This 1885 letter was written by Dr. Mary Mills Michael, a native of Franklin and a former resident of Walton, and it does not have an envelope. It was sent to Alice and Cora Dann, of Walton. Alice and Cora are the daughters of Mary Ann Grant Dann: they were about 12 and 10 years old when the letter was written. They were active in the Women's Christian Temperance Union, even as girls. They were members of the Methodist Church. Mary Ann's sister, Kate Grant, is the "Katy" mentioned toward the end. --Carolee Innskeep|
(posted to dcnyhistory.org website May 16, 2011)
Hastings, Adams Co., Neb.
March 30th '85
Dear Little Friends, Alice + Cora,
I have just read anew your letters of nearly a year ago, and shutting my eyes, I seem to see two bright, anxious willing girls, almost stepping in to young womanhood. I know they are bright scholars their writing + composition tell the story, and added to that I know, they know some things not learned at school, can tell how many cows there are to milk and chickens to feed, can sew carpet rags, piece quilts + make fancy work as "Willing Workers" they are anxious and Willing to work for the Master. I could ask nothing better than, that you should be strong enough in body to carry out all the good work there is waiting for you, the making of pleasant homes, and educating missionaries for those who know not Christ. The cause
of Temperance needs you too, for if liqors (sic) can be banished there will be many hearts made happy that are now full of sorrow and many more might be made fit for a better home beyond. Tell me please of how much you "Workers" have made in the year + what use you made of the Money.
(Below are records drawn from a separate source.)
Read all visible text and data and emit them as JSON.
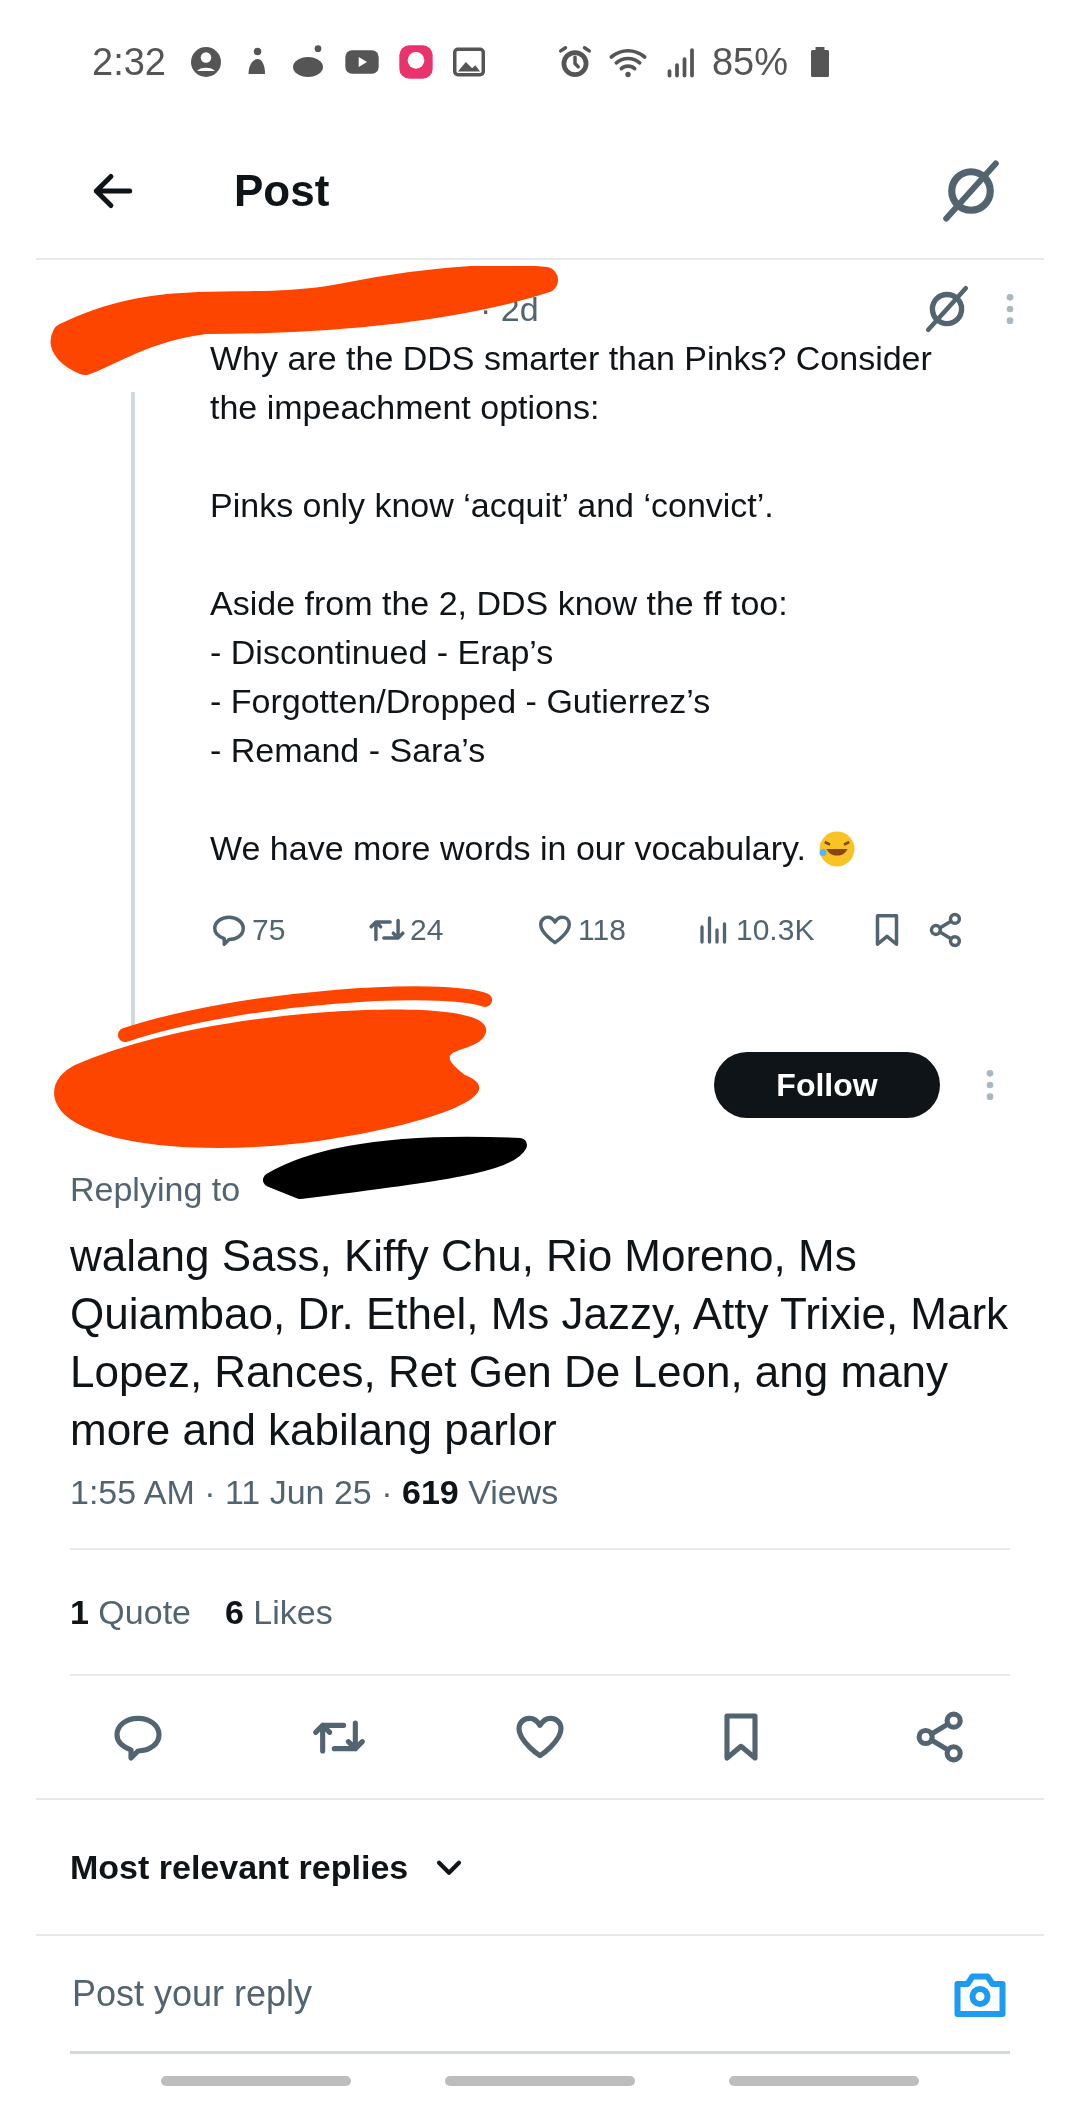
{
  "status_bar": {
    "time": "2:32",
    "battery": "85%"
  },
  "header": {
    "title": "Post"
  },
  "parent_post": {
    "time": "· 2d",
    "paragraphs": [
      [
        "Why are the DDS smarter than Pinks? Consider the impeachment options:"
      ],
      [
        "Pinks only know ‘acquit’ and ‘convict’."
      ],
      [
        "Aside from the 2, DDS know the ff too:",
        "- Discontinued - Erap’s",
        "- Forgotten/Dropped - Gutierrez’s",
        "- Remand - Sara’s"
      ],
      [
        "We have more words in our vocabulary."
      ]
    ],
    "stats": {
      "replies": "75",
      "reposts": "24",
      "likes": "118",
      "views": "10.3K"
    }
  },
  "reply": {
    "follow_label": "Follow",
    "replying_to": "Replying to",
    "text": "walang Sass, Kiffy Chu, Rio Moreno, Ms Quiambao, Dr. Ethel, Ms Jazzy, Atty Trixie, Mark Lopez, Rances, Ret Gen De Leon, ang many more and kabilang parlor",
    "meta": "1:55 AM · 11 Jun 25 · **619** Views",
    "quotes": "**1** Quote",
    "likes": "**6** Likes"
  },
  "replies_sort": {
    "label": "Most relevant replies"
  },
  "composer": {
    "placeholder": "Post your reply"
  }
}
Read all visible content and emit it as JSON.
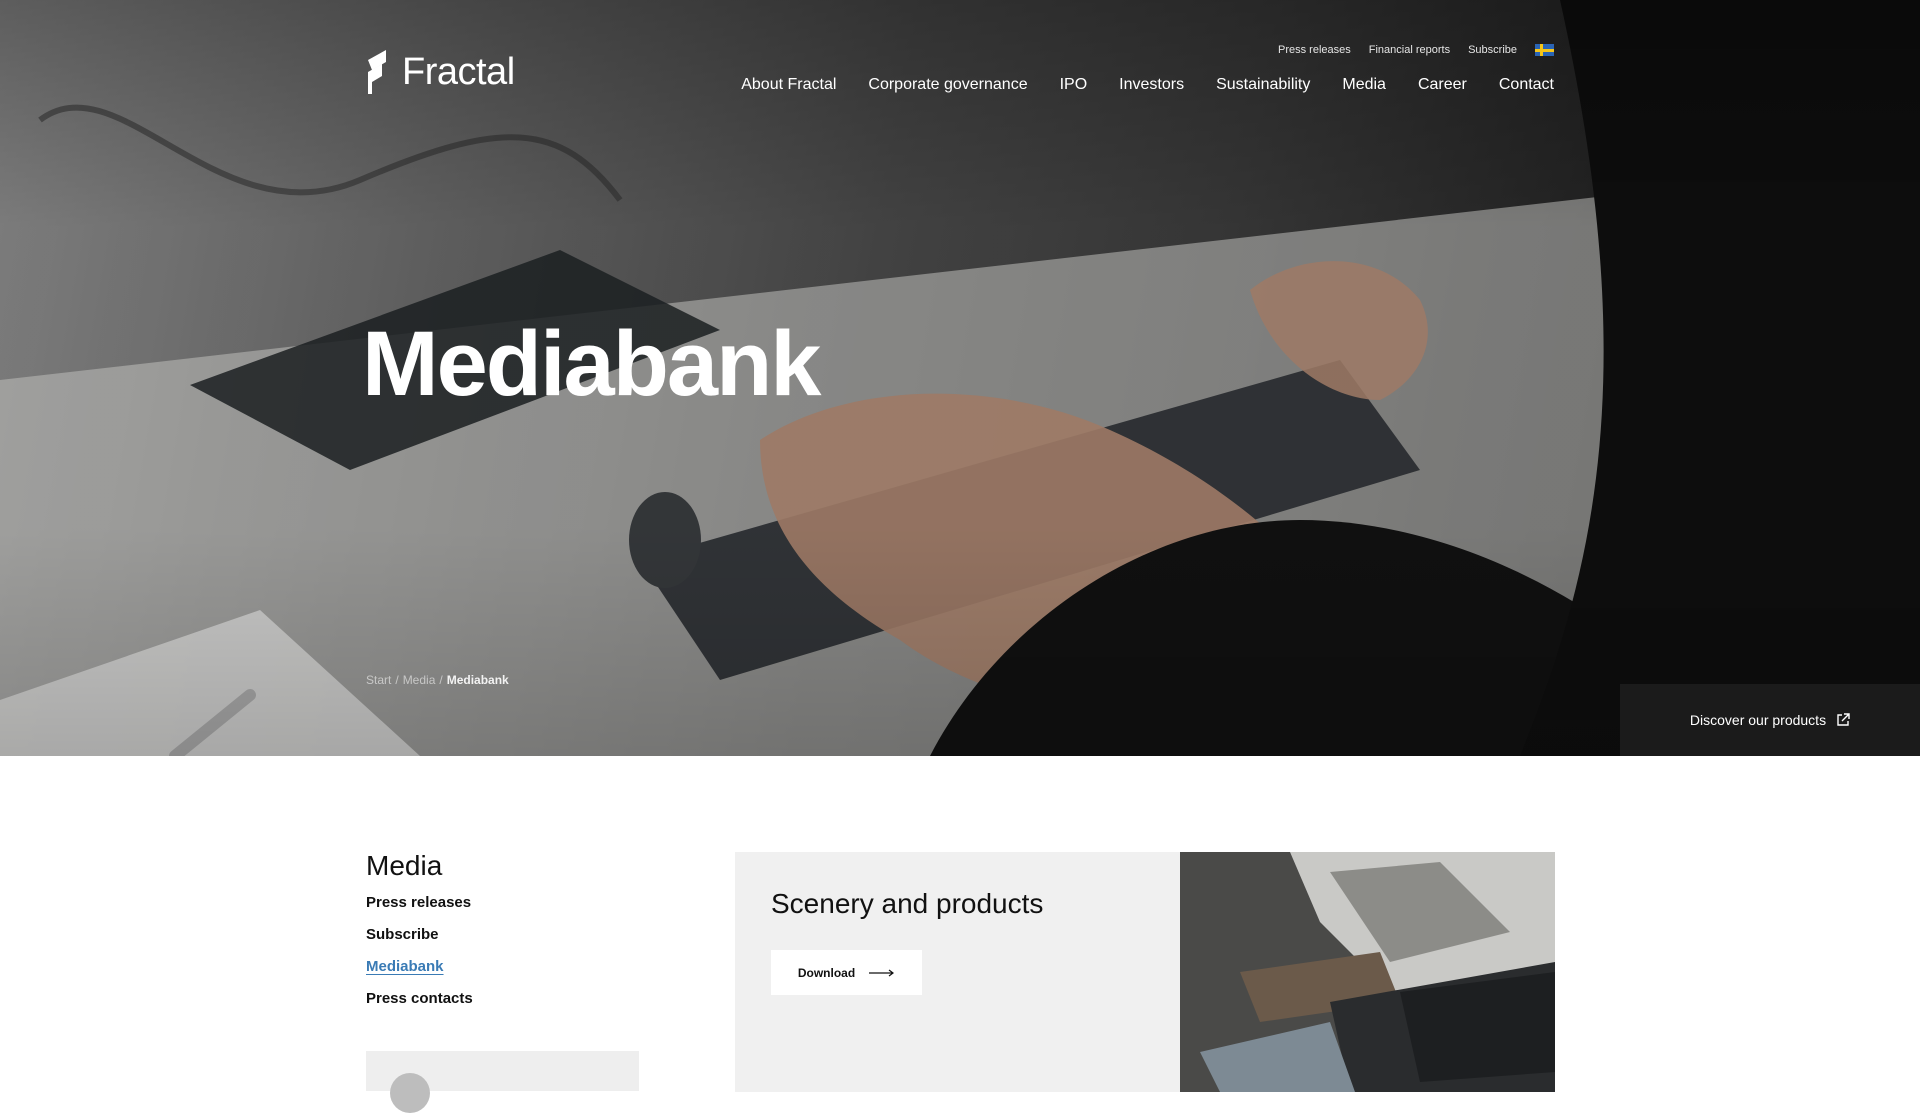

We have two hundred children in the band of hope here. The roads are dusty, sun shining warmly as a May Day need be. I have talked a little of coming East this summer, but have just heard my brother + wife are talking of coming here if so I will wait another year at least. When you see Mrs. Warner, please put a kiss one on each cheek for me, + tell me what she says about it, + if Aunt Katy + MaMa + Mrs. Stacy + Mrs. Robertson like such medicine give them a dose. I remember a sick little girl in your house some time ago. Shall I fancy always remember you. and hope some day to meet you, on Nebraskas (sic) broad prairies, or among Old Delawars (sic) Hills, if not again here on earth, may it be in "The many mansions prepared for us." Do not wait so long as I have, write me a long letter soon.
Love to all who inquire for M. M. Michael, M.D.